US8856926B2 (en) Dynamic policy provisioning within network security devices
EP1481508B1 (en) Multi-method gateway-based network security systems
US7278159B2 (en) Coordinated thwarting of denial of service attacks
Li et al. An Empirical Study of Clustering Behavior of Spammers and Group-based Anti-Spam Strategies.
Rawat et al. Software defined networking architecture, security and energy efficiency: A survey
US8949459B1 (en) Methods and apparatus for distributed backbone internet DDOS mitigation via transit providers
Douligeris et al. DDoS attacks and defense mechanisms: classification and state-of-the-art
KR101425107B1 (en) Apparatus for sharing security information among network domains and method for the same
US9270639B2 (en) Load balancing among a cluster of firewall security devices
JP2010268483A (en) Active network defense system and method
US20070140275A1 (en) Method of preventing denial of service attacks in a cellular network
Ioannidis et al. Implementing pushback: Router-based defense against DDoS attacks
US20110238855A1 (en) Processing data flows with a data flow processor

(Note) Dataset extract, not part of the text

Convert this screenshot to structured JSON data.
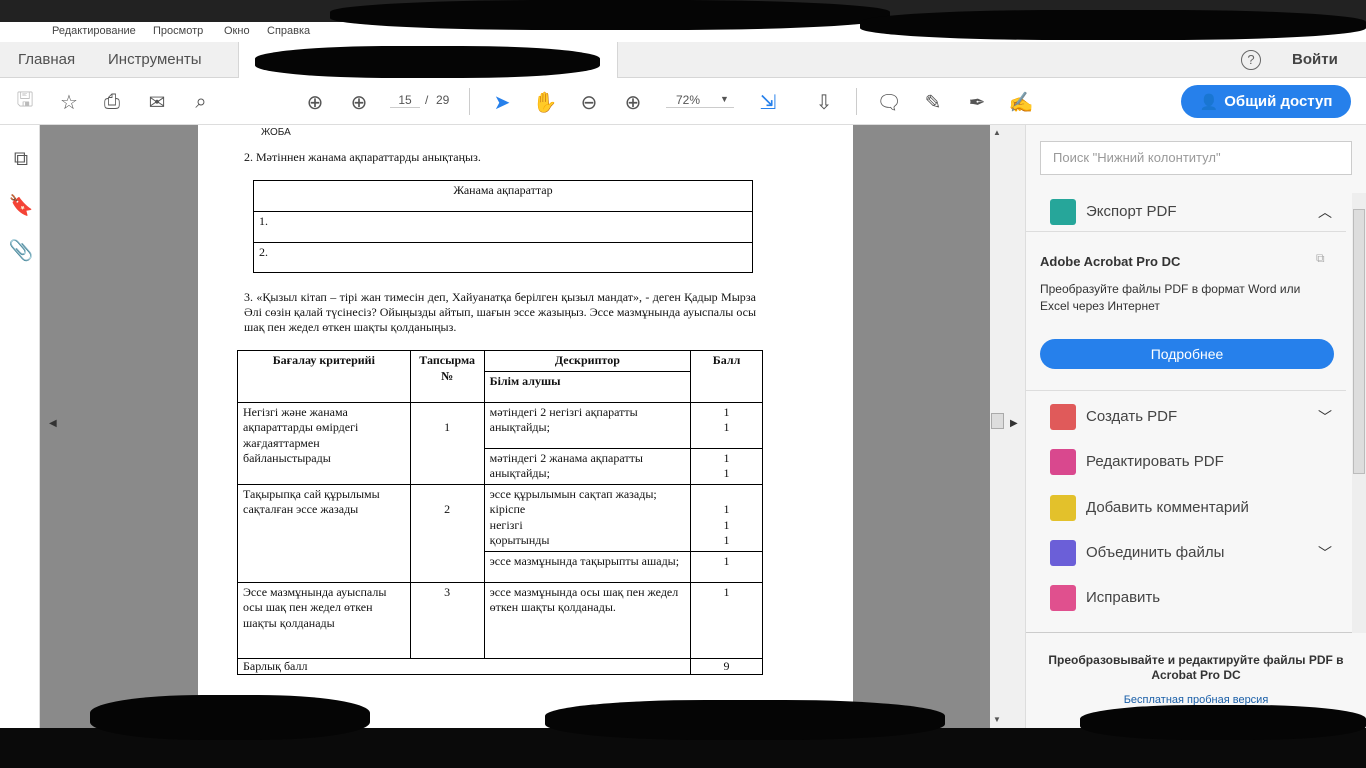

Legal Events

Date Code Title Description
AS Assignment

Owner name: AT&T CORP., NEW YORK

Free format text: ASSIGNMENT OF ASSIGNORS INTEREST;ASSIGNORS:SPATSCHECK, OLIVER;VAN DER MERWE, JACOBUS E.;REEL/FRAME:017295/0228

Effective date: 20051121

STCF Information on status: patent grant

Free format text: PATENTED CASE

FPAY Fee payment

Year of fee payment: 4